→ Your instructions
Give back exactly the lines from the one that holds "Enumerate this screenshot's" through the final line of the data; omit the pictures and add nothing.

→ Given entries

>>

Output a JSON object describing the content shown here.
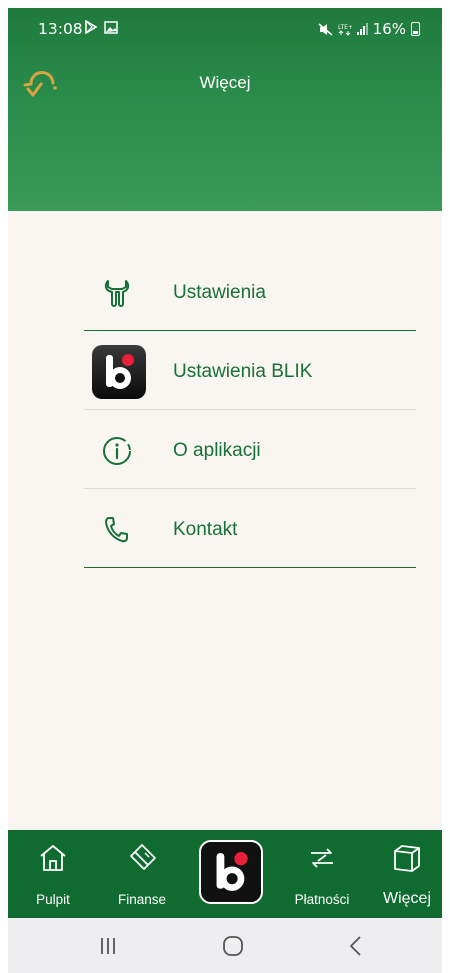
{
  "status_bar": {
    "time": "13:08",
    "battery_percent": "16%",
    "icons_left": [
      "play-store-icon",
      "gallery-icon"
    ],
    "icons_right": [
      "mute-icon",
      "lte-icon",
      "signal-icon",
      "battery-icon"
    ]
  },
  "header": {
    "title": "Więcej",
    "back_icon": "undo-arrow-icon",
    "color_top": "#1f7a3d",
    "color_bottom": "#3a9a57"
  },
  "menu": {
    "items": [
      {
        "label": "Ustawienia",
        "icon": "wrench-icon"
      },
      {
        "label": "Ustawienia BLIK",
        "icon": "blik-icon"
      },
      {
        "label": "O aplikacji",
        "icon": "info-icon"
      },
      {
        "label": "Kontakt",
        "icon": "phone-icon"
      }
    ],
    "text_color": "#17703a"
  },
  "bottom_nav": {
    "items": [
      {
        "label": "Pulpit",
        "icon": "home-icon"
      },
      {
        "label": "Finanse",
        "icon": "card-icon"
      },
      {
        "label": "",
        "icon": "blik-icon"
      },
      {
        "label": "Płatności",
        "icon": "transfer-icon"
      },
      {
        "label": "Więcej",
        "icon": "box-icon",
        "active": true
      }
    ],
    "background": "#0f6b2f"
  },
  "system_nav": {
    "buttons": [
      "recent-apps-icon",
      "home-circle-icon",
      "back-chevron-icon"
    ]
  }
}
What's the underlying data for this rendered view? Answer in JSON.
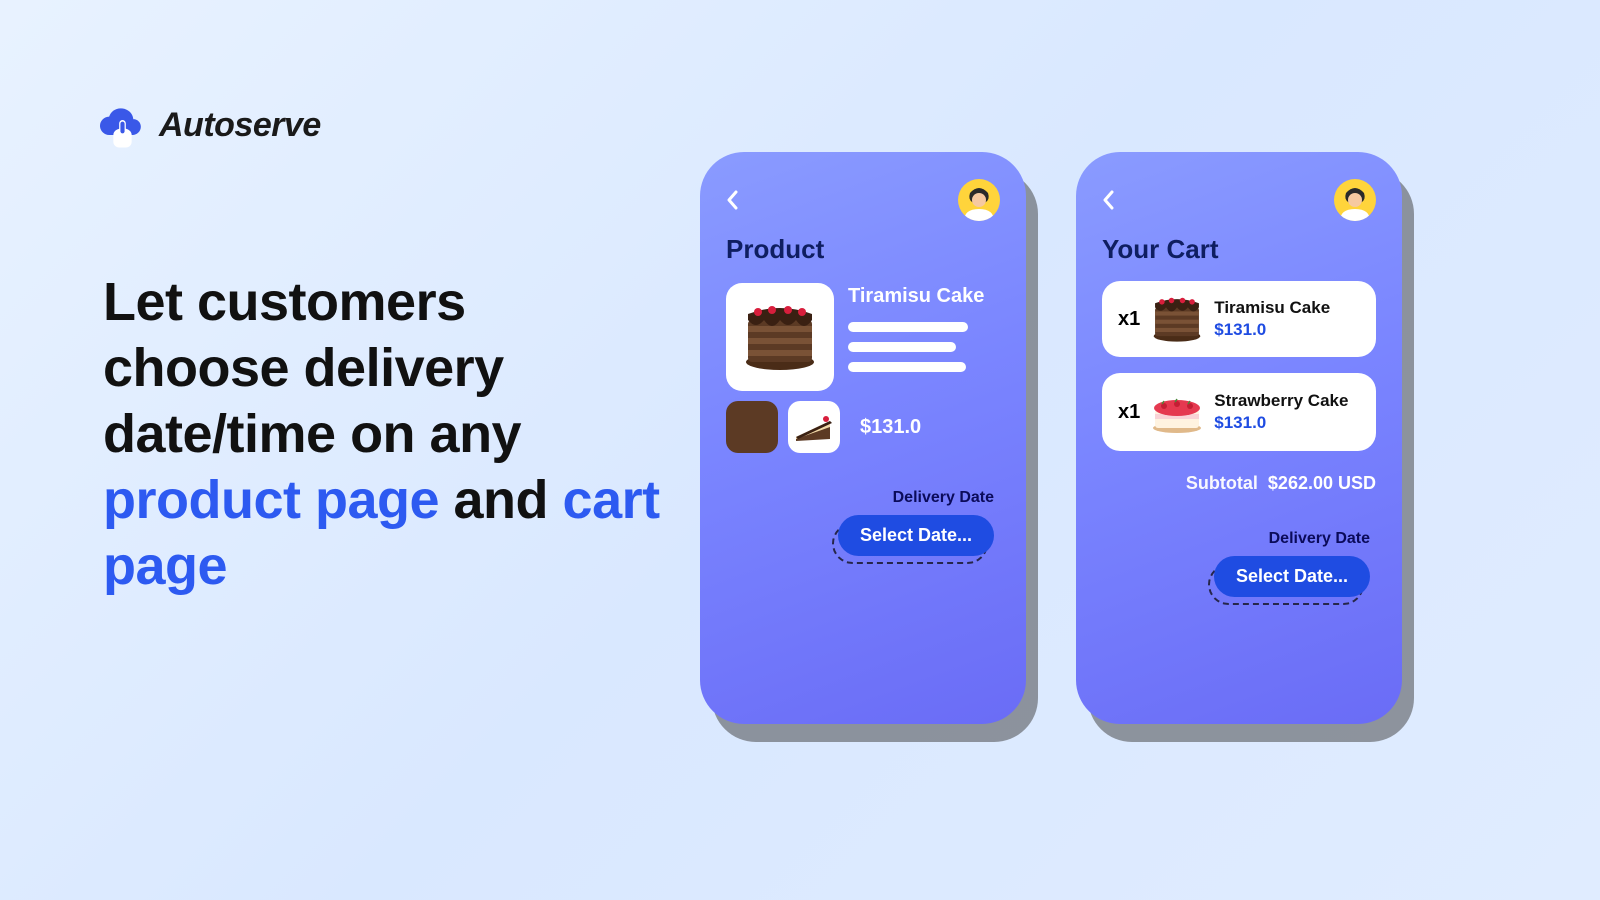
{
  "brand": {
    "name": "Autoserve"
  },
  "headline": {
    "line1": "Let customers choose delivery date/time on any",
    "accent1": "product page",
    "connector": " and",
    "accent2": "cart page"
  },
  "phone_product": {
    "title": "Product",
    "product_name": "Tiramisu Cake",
    "price": "$131.0",
    "delivery_label": "Delivery Date",
    "select_label": "Select Date..."
  },
  "phone_cart": {
    "title": "Your Cart",
    "items": [
      {
        "qty": "x1",
        "name": "Tiramisu Cake",
        "price": "$131.0"
      },
      {
        "qty": "x1",
        "name": "Strawberry Cake",
        "price": "$131.0"
      }
    ],
    "subtotal_label": "Subtotal",
    "subtotal_value": "$262.00 USD",
    "delivery_label": "Delivery Date",
    "select_label": "Select Date..."
  }
}
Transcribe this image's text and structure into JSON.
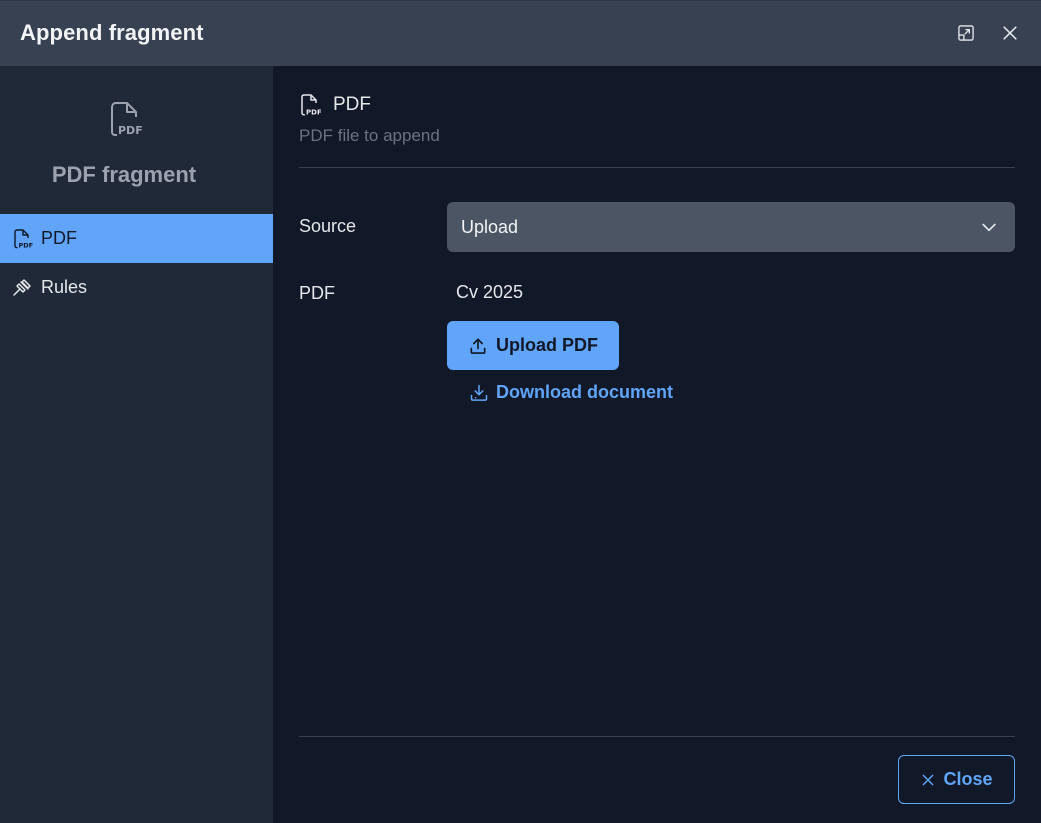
{
  "header": {
    "title": "Append fragment",
    "expand_icon": "expand-icon",
    "close_icon": "close-icon"
  },
  "sidebar": {
    "icon": "pdf-file-icon",
    "title": "PDF fragment",
    "items": [
      {
        "label": "PDF",
        "icon": "pdf-file-icon",
        "active": true
      },
      {
        "label": "Rules",
        "icon": "gavel-icon",
        "active": false
      }
    ]
  },
  "main": {
    "section_title": "PDF",
    "section_subtitle": "PDF file to append",
    "source_label": "Source",
    "source_value": "Upload",
    "pdf_label": "PDF",
    "pdf_value": "Cv 2025",
    "upload_label": "Upload PDF",
    "download_label": "Download document",
    "close_label": "Close"
  },
  "colors": {
    "accent": "#60a5fa",
    "header_bg": "#374151",
    "sidebar_bg": "#1f2937",
    "main_bg": "#111827",
    "select_bg": "#4b5563"
  }
}
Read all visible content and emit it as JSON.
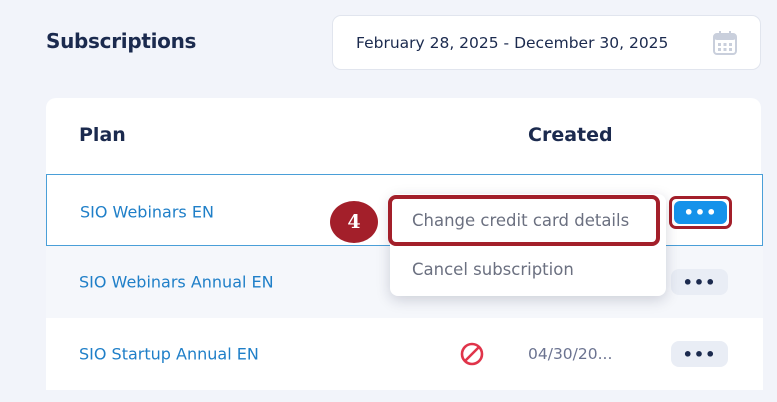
{
  "header": {
    "title": "Subscriptions",
    "date_range": "February 28, 2025 - December 30, 2025",
    "calendar_icon": "calendar-icon"
  },
  "table": {
    "columns": [
      "Plan",
      "Created"
    ],
    "rows": [
      {
        "plan": "SIO Webinars EN",
        "created": "",
        "status_icon": "",
        "more_label": "•••"
      },
      {
        "plan": "SIO Webinars Annual EN",
        "created": "",
        "status_icon": "",
        "more_label": "•••"
      },
      {
        "plan": "SIO Startup Annual EN",
        "created": "04/30/20...",
        "status_icon": "cancelled-icon",
        "more_label": "•••"
      }
    ]
  },
  "dropdown": {
    "items": [
      "Change credit card details",
      "Cancel subscription"
    ]
  },
  "annotation": {
    "step": "4"
  },
  "colors": {
    "accent": "#1592ea",
    "link": "#1f7fc8",
    "highlight": "#a31f2a",
    "cancel_status": "#e0344a"
  }
}
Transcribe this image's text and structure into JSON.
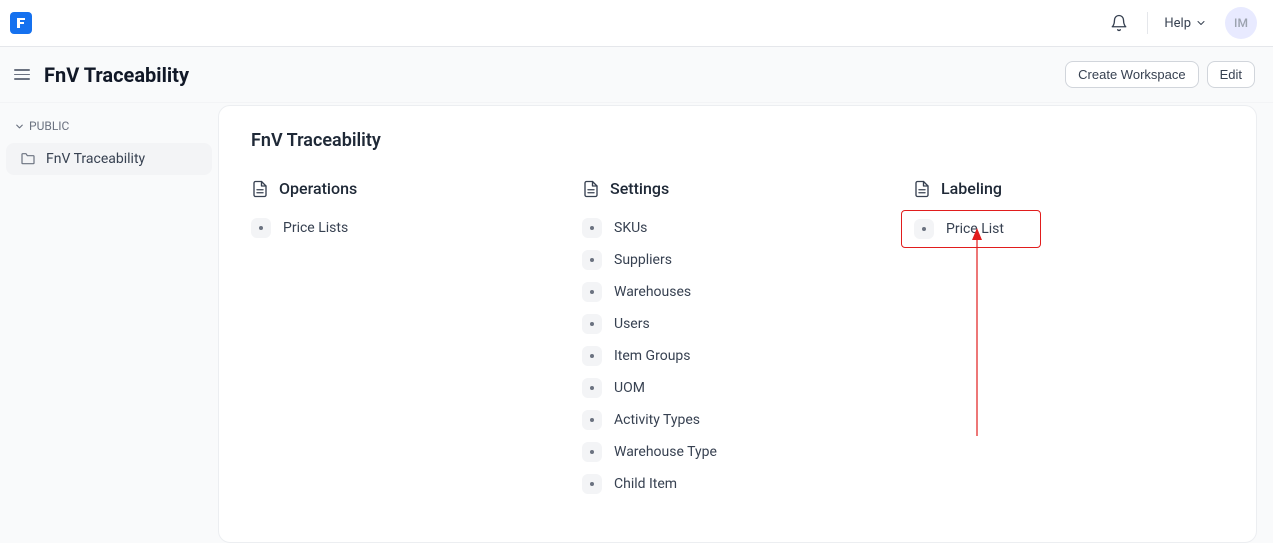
{
  "topbar": {
    "help_label": "Help",
    "avatar_initials": "IM"
  },
  "header": {
    "title": "FnV Traceability",
    "create_workspace": "Create Workspace",
    "edit": "Edit"
  },
  "sidebar": {
    "section_label": "PUBLIC",
    "items": [
      {
        "label": "FnV Traceability"
      }
    ]
  },
  "content": {
    "title": "FnV Traceability",
    "columns": [
      {
        "header": "Operations",
        "items": [
          "Price Lists"
        ]
      },
      {
        "header": "Settings",
        "items": [
          "SKUs",
          "Suppliers",
          "Warehouses",
          "Users",
          "Item Groups",
          "UOM",
          "Activity Types",
          "Warehouse Type",
          "Child Item"
        ]
      },
      {
        "header": "Labeling",
        "items": [
          "Price List"
        ]
      }
    ]
  }
}
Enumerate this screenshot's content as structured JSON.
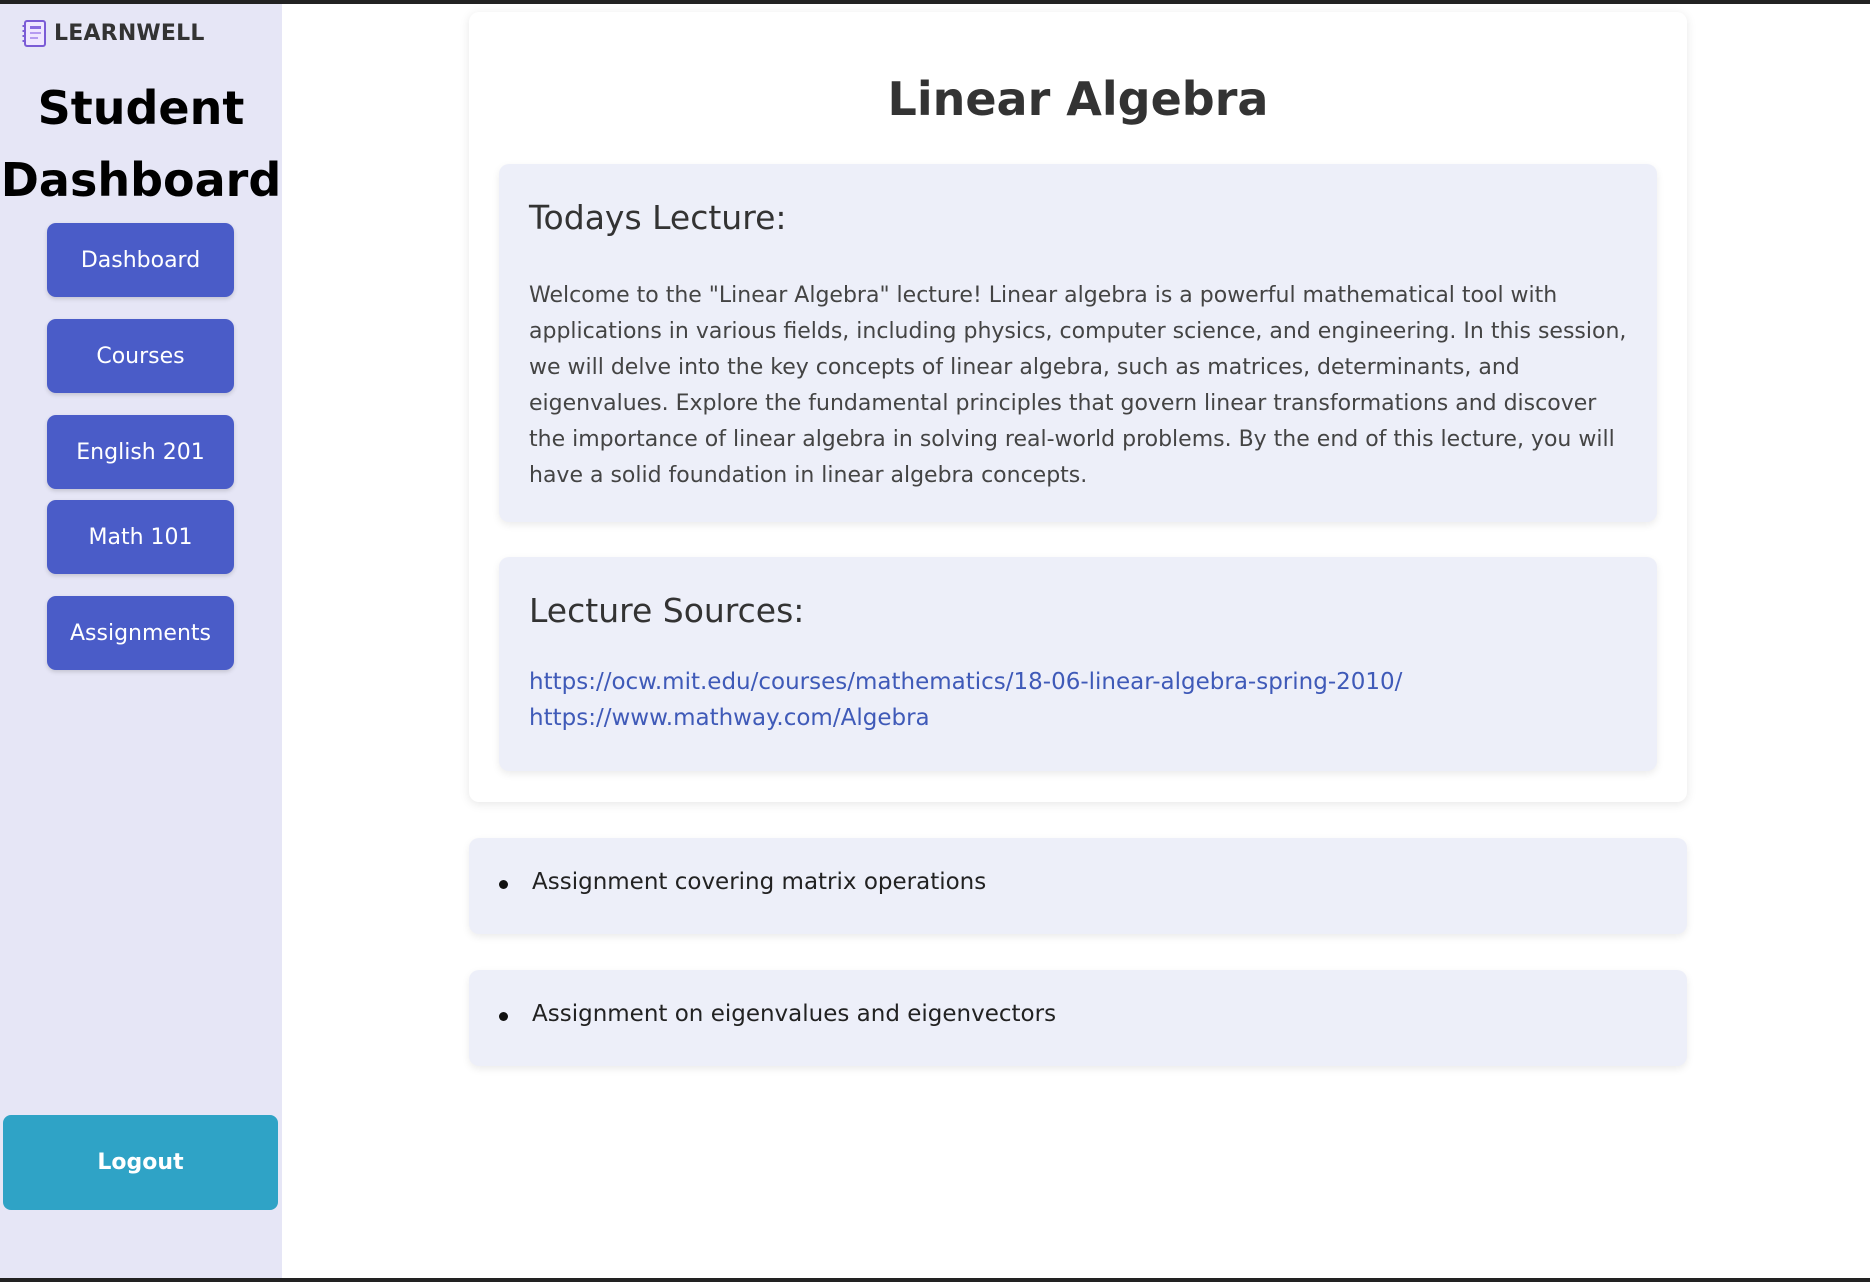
{
  "sidebar": {
    "brand": "LEARNWELL",
    "title_line1": "Student",
    "title_line2": "Dashboard",
    "nav": [
      {
        "label": "Dashboard"
      },
      {
        "label": "Courses"
      },
      {
        "label": "English 201"
      },
      {
        "label": "Math 101"
      },
      {
        "label": "Assignments"
      }
    ],
    "logout_label": "Logout"
  },
  "course": {
    "title": "Linear Algebra",
    "lecture_heading": "Todays Lecture:",
    "lecture_text": "Welcome to the \"Linear Algebra\" lecture! Linear algebra is a powerful mathematical tool with applications in various fields, including physics, computer science, and engineering. In this session, we will delve into the key concepts of linear algebra, such as matrices, determinants, and eigenvalues. Explore the fundamental principles that govern linear transformations and discover the importance of linear algebra in solving real-world problems. By the end of this lecture, you will have a solid foundation in linear algebra concepts.",
    "sources_heading": "Lecture Sources:",
    "sources": [
      "https://ocw.mit.edu/courses/mathematics/18-06-linear-algebra-spring-2010/",
      "https://www.mathway.com/Algebra"
    ]
  },
  "assignments": [
    {
      "text": "Assignment covering matrix operations"
    },
    {
      "text": "Assignment on eigenvalues and eigenvectors"
    }
  ],
  "colors": {
    "sidebar_bg": "#e6e6f6",
    "nav_button": "#4a5cc8",
    "logout_button": "#2fa3c6",
    "panel_bg": "#edeff9",
    "link": "#3f5ab8"
  },
  "icons": {
    "brand": "notebook-icon"
  }
}
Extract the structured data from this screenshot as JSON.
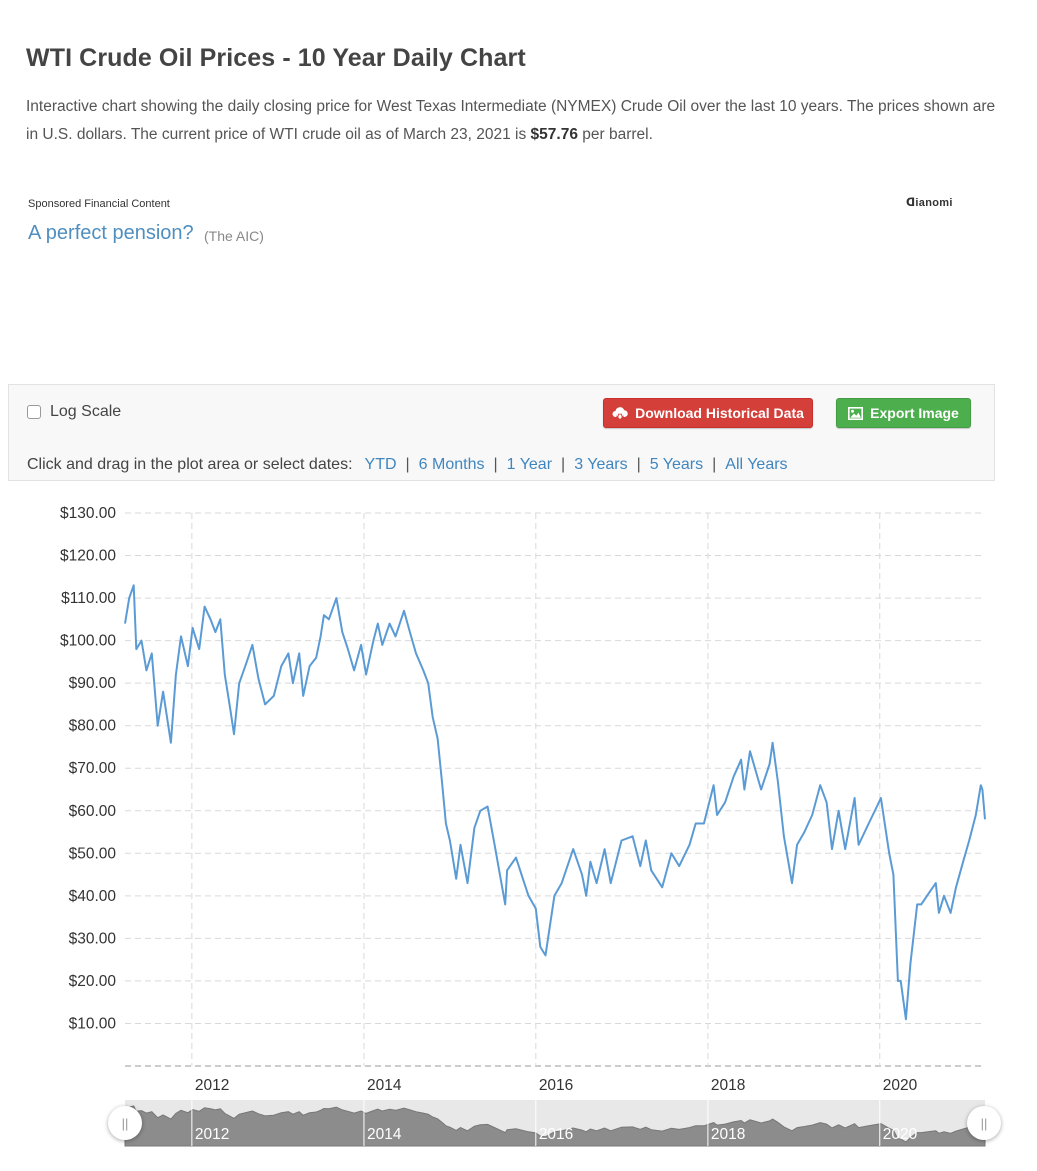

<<

→ Output below
Enumerate this screenshot's content as structured JSON.
{
  "sidebar": {
    "brand": "LEARNWELL",
    "title_line1": "Student",
    "title_line2": "Dashboard",
    "nav": [
      {
        "label": "Dashboard"
      },
      {
        "label": "Courses"
      },
      {
        "label": "English 201"
      },
      {
        "label": "Math 101"
      },
      {
        "label": "Assignments"
      }
    ],
    "logout_label": "Logout"
  },
  "course": {
    "title": "Linear Algebra",
    "lecture_heading": "Todays Lecture:",
    "lecture_text": "Welcome to the \"Linear Algebra\" lecture! Linear algebra is a powerful mathematical tool with applications in various fields, including physics, computer science, and engineering. In this session, we will delve into the key concepts of linear algebra, such as matrices, determinants, and eigenvalues. Explore the fundamental principles that govern linear transformations and discover the importance of linear algebra in solving real-world problems. By the end of this lecture, you will have a solid foundation in linear algebra concepts.",
    "sources_heading": "Lecture Sources:",
    "sources": [
      "https://ocw.mit.edu/courses/mathematics/18-06-linear-algebra-spring-2010/",
      "https://www.mathway.com/Algebra"
    ]
  },
  "assignments": [
    {
      "text": "Assignment covering matrix operations"
    },
    {
      "text": "Assignment on eigenvalues and eigenvectors"
    }
  ],
  "colors": {
    "sidebar_bg": "#e6e6f6",
    "nav_button": "#4a5cc8",
    "logout_button": "#2fa3c6",
    "panel_bg": "#edeff9",
    "link": "#3f5ab8"
  },
  "icons": {
    "brand": "notebook-icon"
  }
}
Extract the structured data from this screenshot as JSON.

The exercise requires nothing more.